Posted on 07 Apr 2009
Colorado State University's Atlantic hurricane forecast was lowered today to 12 named storms for the 2009 season, with six developing into hurricanes.
Researchers William Gray and Philip Klotzbach cut the number from a preliminary estimate of 14 in December. Two of the hurricanes should reach major strength, meaning winds of 111 mph (178 kph) or more on the Saffir-Simpson Scale, they said today.
The Fort Collins, Colorado, school’s forecasts are followed by insurers and energy markets, and last year almost hit the mark exactly. In April 2008, Gray and Klotzbach predicted 15 storms would form; in August they raised the outlook to 17. The 2008 season spawned an above-average 16 named storms.
"I have much respect for the team of hurricane forecasters at CSU,” said Jim Rouiller, a senior energy meteorologist at Planalytics Inc., a private forecaster in Wayne, Pennsylvania. He spoke in an interview prior to the release. “The CSU hurricane forecast is probably the most sought-after and used product on a national basis.”
The 2009 forecast was cut because Atlantic tropical sea surface temperatures are the lowest they have been since 1994, meaning less fuel for hurricane development, Klotzbach said in a telephone interview today.
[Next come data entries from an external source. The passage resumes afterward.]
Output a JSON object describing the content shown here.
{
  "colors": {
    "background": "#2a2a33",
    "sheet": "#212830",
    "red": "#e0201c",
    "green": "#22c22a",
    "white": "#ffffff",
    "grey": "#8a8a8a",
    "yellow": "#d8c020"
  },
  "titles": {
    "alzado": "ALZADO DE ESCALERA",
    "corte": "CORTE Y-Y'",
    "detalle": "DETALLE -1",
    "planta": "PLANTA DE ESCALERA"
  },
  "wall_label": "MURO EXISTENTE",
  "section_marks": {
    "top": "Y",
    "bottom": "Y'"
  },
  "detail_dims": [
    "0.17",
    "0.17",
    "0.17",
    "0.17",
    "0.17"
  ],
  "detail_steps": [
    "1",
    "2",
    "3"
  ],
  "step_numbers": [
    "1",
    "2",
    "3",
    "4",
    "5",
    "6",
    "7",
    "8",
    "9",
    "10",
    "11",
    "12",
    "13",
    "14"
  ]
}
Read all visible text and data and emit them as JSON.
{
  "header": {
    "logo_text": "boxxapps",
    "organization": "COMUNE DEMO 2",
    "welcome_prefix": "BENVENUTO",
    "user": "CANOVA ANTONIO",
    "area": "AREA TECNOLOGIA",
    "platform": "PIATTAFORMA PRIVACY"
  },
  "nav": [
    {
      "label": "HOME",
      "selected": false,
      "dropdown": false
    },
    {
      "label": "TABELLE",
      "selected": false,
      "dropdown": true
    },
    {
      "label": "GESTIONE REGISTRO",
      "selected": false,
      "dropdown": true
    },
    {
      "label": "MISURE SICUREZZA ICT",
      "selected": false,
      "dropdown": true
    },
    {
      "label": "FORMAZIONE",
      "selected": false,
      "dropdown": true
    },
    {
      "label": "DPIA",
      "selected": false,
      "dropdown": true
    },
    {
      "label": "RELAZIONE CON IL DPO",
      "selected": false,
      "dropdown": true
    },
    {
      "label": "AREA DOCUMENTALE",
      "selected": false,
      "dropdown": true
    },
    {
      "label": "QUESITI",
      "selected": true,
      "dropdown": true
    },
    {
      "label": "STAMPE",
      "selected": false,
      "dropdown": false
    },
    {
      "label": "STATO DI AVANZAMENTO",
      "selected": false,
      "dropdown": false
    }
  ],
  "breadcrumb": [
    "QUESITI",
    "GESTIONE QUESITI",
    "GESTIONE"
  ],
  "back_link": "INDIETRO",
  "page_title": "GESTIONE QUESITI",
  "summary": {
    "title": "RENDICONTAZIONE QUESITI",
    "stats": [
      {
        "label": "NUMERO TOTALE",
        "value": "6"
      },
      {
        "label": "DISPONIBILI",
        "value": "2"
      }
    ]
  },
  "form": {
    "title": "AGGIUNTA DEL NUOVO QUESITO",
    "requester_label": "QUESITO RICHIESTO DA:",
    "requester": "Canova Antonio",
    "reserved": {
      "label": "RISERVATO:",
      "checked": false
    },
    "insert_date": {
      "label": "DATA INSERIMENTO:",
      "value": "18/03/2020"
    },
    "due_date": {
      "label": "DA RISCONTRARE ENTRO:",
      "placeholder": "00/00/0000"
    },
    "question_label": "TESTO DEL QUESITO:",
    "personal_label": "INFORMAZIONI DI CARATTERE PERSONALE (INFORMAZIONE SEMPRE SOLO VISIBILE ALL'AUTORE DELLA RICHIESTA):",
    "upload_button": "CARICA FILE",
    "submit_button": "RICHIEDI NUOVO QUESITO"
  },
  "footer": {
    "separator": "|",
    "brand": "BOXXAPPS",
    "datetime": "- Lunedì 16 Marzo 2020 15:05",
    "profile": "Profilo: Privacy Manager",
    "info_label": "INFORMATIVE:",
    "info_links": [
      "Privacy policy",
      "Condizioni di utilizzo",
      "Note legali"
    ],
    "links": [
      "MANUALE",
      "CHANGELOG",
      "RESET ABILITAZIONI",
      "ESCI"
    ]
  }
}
Temperatures in the area are about 75 to 85 degrees Fahrenheit (23.8 to 29.4 Celsius), he said.